Today, Google has published an article on its Google Design blog explaining how the team used the seeming minor details such as wallpapers and sounds to create an experience with the Pixel that’s “confidently minimal” and stays true to Google’s design principles of “simplicity, intelligence, customization, and trustworthiness.”
Daniel Walsh and Conor O’Sullivan, the people in charge of User Experience Design and Sound Design divisions at Google, explained that their primary goal when creating the Google Pixel and the Google Pixel XL user experience was to design a consistent user experience, one that’s both true to the company’s minimal design philosophy and different from anything else they ever created.
The Pixel’s wallpapers — especially the live ones that dynamically adapt to different things like battery and weather — are really nice.

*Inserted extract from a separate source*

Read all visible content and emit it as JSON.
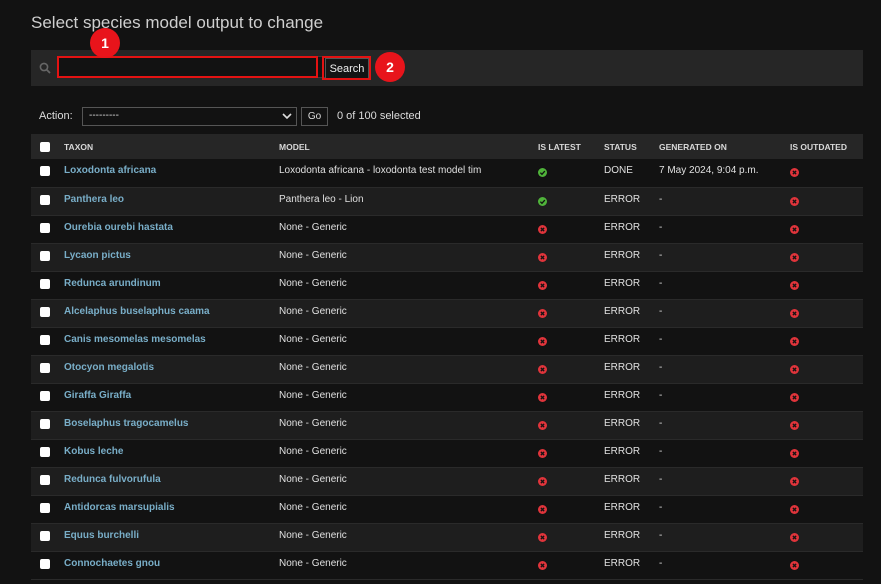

But you would be surprised how much thought actually went into these. The design team made sure that horizons shown by the Google Pixel wallpapers are perfectly aligned with the phones’ backplate. The color palette created specifically for these wallpapers was designed to both showcase the AMOLED displays of the Google Pixel and the Google Pixel XL and supplement the already predetermined palette of all Google app icons.

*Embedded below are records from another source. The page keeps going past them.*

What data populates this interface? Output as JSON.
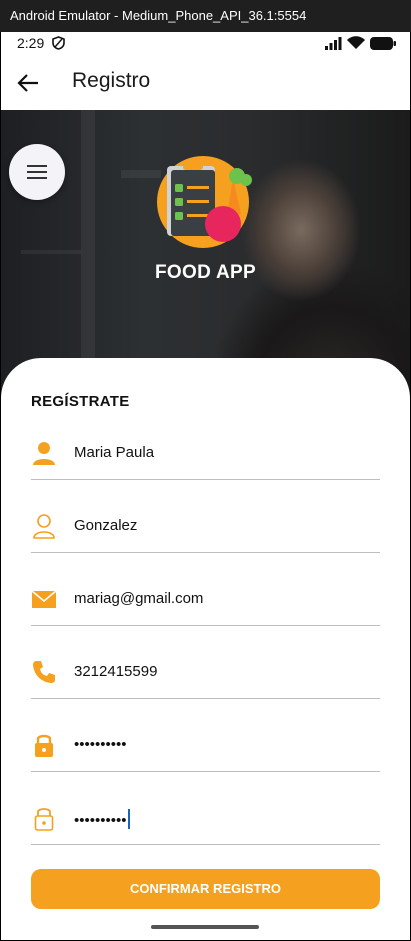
{
  "window": {
    "title": "Android Emulator - Medium_Phone_API_36.1:5554"
  },
  "status_bar": {
    "time": "2:29"
  },
  "app_bar": {
    "title": "Registro"
  },
  "hero": {
    "brand": "FOOD APP"
  },
  "form": {
    "title": "REGÍSTRATE",
    "fields": [
      {
        "icon": "person-filled-icon",
        "value": "Maria Paula"
      },
      {
        "icon": "person-outline-icon",
        "value": "Gonzalez"
      },
      {
        "icon": "mail-icon",
        "value": "mariag@gmail.com"
      },
      {
        "icon": "phone-icon",
        "value": "3212415599"
      },
      {
        "icon": "lock-filled-icon",
        "value": "••••••••••"
      },
      {
        "icon": "lock-outline-icon",
        "value": "••••••••••"
      }
    ],
    "confirm_label": "CONFIRMAR REGISTRO"
  },
  "colors": {
    "accent": "#F5A01E",
    "background": "#FFFFFF"
  }
}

As for the sound design, Walsh and O’Sullivan revealed that they’d put a lot of thought into creating ringtones, alarms, and notification sounds that are not only attention-drawing but also not overly complicated :
By taking a more minimal approach to the arrangements and using a purer sound that resonates well on a device, there’s a greater ability to pop through everyday noise in order to get the user’s attention. What’s more, a device with a small speaker is not going to reproduce the rich sound and playback experience of a home stereo. Complex musical arrangements, big bassy sounds, or sounds that don’t take advantage of the resonance of the device can all be trouble areas on a small speaker.
The Google Pixel Audio Design team opted for sounds that both resonate well and “respect the relationship” users have with their devices :
A notification sound should alert users that something needs their attention, but should do so in a way that respects the relationship they have with their devices. These sounds should be short, snappy, and audible but not invasive or overly decorative.
All of the said solutions were developed in close collaboration with the Material Design team and the company’s Creative Lab.
If you don’t have a Pixel or Pixel XL, you can download all the sounds and ringtones here and the wallpapers from the Google Playstore. Do you think the hardwork done by the Google Pixel team translates in the sounds and walpapers?